A word-for-word copy of the data, pictures excluded, is what this task asks for.

*** Opening PROVIDED RECORDS ***

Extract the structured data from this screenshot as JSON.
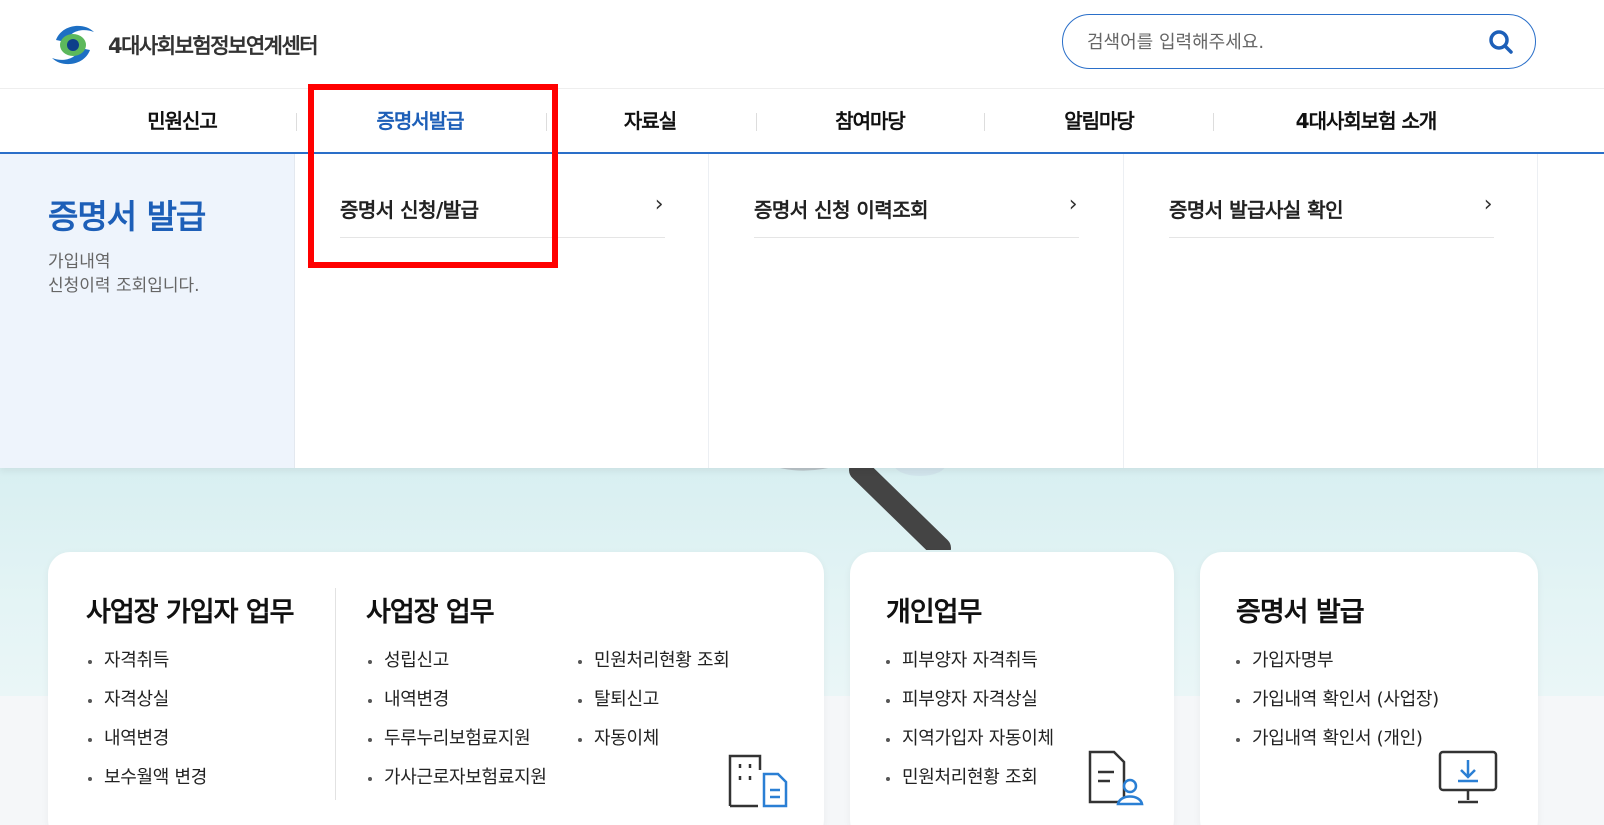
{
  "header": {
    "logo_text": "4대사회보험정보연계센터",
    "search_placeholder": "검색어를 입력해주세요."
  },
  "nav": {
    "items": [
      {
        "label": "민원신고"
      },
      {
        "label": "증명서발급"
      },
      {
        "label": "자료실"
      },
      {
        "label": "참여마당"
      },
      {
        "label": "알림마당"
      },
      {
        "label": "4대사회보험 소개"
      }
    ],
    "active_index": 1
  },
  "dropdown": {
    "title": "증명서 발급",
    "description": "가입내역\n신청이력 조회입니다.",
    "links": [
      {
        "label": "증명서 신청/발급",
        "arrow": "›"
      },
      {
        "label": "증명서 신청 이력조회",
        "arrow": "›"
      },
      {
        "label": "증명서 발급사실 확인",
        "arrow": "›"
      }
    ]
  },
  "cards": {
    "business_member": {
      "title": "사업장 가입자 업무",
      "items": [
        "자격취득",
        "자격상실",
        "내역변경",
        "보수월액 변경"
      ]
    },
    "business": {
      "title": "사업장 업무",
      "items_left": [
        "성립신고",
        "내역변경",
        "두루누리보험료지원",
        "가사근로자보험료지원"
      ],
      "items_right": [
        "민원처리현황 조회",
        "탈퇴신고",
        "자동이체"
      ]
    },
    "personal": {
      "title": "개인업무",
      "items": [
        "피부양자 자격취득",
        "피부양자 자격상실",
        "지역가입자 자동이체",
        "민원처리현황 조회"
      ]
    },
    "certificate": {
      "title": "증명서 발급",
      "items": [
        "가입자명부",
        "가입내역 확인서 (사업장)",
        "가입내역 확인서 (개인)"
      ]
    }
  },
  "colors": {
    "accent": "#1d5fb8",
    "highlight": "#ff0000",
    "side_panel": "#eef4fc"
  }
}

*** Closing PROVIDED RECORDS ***

* **SOLUTION**
Extract the structured data from this screenshot as JSON.
{
  "header": {
    "logo_text": "4대사회보험정보연계센터",
    "search_placeholder": "검색어를 입력해주세요."
  },
  "nav": {
    "items": [
      {
        "label": "민원신고"
      },
      {
        "label": "증명서발급"
      },
      {
        "label": "자료실"
      },
      {
        "label": "참여마당"
      },
      {
        "label": "알림마당"
      },
      {
        "label": "4대사회보험 소개"
      }
    ],
    "active_index": 1
  },
  "dropdown": {
    "title": "증명서 발급",
    "description": "가입내역\n신청이력 조회입니다.",
    "links": [
      {
        "label": "증명서 신청/발급",
        "arrow": "›"
      },
      {
        "label": "증명서 신청 이력조회",
        "arrow": "›"
      },
      {
        "label": "증명서 발급사실 확인",
        "arrow": "›"
      }
    ]
  },
  "cards": {
    "business_member": {
      "title": "사업장 가입자 업무",
      "items": [
        "자격취득",
        "자격상실",
        "내역변경",
        "보수월액 변경"
      ]
    },
    "business": {
      "title": "사업장 업무",
      "items_left": [
        "성립신고",
        "내역변경",
        "두루누리보험료지원",
        "가사근로자보험료지원"
      ],
      "items_right": [
        "민원처리현황 조회",
        "탈퇴신고",
        "자동이체"
      ]
    },
    "personal": {
      "title": "개인업무",
      "items": [
        "피부양자 자격취득",
        "피부양자 자격상실",
        "지역가입자 자동이체",
        "민원처리현황 조회"
      ]
    },
    "certificate": {
      "title": "증명서 발급",
      "items": [
        "가입자명부",
        "가입내역 확인서 (사업장)",
        "가입내역 확인서 (개인)"
      ]
    }
  },
  "colors": {
    "accent": "#1d5fb8",
    "highlight": "#ff0000",
    "side_panel": "#eef4fc"
  }
}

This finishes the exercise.